Her dark, windswept hair breezed around her as the 25-year-old pilot posed on the wing of a plane she flew during World War II.
It's been 70 years since Flint native Violet Wierzbicki took the vintage photo as a member of the exclusive, pioneering group known as the Women Airforce Service Pilots.
The trailblazing civilian females got no benefits, no flags on their graves and it took 34 years to receive militarization.
But now, more than half a century later, Wierzbicki is among an estimated 300 surviving WASP in the country to finally be recognized for their service with the Congressional Gold Medal -- the highest honor Congress can bestow on a civilian.
"It's overwhelming.

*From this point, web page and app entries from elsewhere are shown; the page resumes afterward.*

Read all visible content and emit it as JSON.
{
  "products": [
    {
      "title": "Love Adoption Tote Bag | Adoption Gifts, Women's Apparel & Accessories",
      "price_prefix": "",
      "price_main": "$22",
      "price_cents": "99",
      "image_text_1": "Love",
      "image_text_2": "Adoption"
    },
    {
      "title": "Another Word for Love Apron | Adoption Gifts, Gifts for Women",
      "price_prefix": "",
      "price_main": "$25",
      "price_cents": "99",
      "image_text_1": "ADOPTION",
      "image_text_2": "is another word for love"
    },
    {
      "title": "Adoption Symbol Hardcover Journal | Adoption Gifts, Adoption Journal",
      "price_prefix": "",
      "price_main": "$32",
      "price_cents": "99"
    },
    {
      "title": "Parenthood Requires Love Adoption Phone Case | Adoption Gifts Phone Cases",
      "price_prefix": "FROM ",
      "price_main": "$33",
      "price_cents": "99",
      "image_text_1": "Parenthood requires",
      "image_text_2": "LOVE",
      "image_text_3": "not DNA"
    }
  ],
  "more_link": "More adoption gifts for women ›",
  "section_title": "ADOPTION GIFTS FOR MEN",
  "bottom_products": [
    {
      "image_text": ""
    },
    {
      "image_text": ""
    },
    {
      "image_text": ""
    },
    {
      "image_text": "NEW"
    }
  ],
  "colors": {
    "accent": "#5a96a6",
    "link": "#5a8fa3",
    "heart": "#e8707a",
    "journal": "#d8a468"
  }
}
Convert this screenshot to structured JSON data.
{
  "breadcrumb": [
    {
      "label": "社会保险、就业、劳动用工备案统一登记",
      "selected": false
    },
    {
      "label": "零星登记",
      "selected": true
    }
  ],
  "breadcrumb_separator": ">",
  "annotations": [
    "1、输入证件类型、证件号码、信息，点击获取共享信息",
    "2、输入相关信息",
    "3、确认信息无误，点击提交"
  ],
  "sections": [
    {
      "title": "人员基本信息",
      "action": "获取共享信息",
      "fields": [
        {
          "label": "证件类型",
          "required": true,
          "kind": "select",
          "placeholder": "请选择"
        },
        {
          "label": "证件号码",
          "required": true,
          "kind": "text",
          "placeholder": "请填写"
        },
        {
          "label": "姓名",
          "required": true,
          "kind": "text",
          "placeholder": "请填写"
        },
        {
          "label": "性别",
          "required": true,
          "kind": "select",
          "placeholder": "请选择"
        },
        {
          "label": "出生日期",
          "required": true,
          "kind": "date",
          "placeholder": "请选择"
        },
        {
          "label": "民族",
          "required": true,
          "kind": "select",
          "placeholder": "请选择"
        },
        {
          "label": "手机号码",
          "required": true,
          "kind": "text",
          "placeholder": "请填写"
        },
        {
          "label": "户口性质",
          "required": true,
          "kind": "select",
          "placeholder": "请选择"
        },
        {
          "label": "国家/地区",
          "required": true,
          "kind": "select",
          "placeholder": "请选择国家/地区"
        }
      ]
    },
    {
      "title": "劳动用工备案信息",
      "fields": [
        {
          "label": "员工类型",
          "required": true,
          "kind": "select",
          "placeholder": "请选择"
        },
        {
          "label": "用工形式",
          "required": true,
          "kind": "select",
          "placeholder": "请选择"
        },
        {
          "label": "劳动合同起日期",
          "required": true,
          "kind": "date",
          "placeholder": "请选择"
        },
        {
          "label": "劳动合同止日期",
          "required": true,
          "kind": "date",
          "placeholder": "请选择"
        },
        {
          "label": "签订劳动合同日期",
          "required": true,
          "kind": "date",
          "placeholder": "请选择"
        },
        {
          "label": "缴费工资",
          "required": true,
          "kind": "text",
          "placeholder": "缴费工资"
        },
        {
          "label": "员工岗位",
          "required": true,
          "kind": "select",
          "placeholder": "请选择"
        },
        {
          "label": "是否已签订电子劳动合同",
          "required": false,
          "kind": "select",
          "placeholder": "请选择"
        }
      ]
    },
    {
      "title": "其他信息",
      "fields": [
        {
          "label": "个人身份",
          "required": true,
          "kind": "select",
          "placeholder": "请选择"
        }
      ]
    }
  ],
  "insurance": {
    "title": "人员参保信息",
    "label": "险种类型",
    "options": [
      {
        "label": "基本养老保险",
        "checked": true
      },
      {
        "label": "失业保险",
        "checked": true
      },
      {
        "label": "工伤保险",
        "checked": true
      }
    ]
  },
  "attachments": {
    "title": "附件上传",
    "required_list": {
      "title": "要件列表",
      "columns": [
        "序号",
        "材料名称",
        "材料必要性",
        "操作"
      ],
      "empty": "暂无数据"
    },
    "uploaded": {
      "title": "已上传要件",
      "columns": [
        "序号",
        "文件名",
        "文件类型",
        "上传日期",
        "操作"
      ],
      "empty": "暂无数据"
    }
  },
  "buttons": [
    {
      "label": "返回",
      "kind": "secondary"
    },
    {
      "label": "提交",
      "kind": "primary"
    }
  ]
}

I cried," said Wierzbicki, 92, in a brief phone interview from the Santa Cruz, Calif. retirement home she lives in. "We were forgotten for so many years. It's an honor."
And yes, I even find the photo sexy!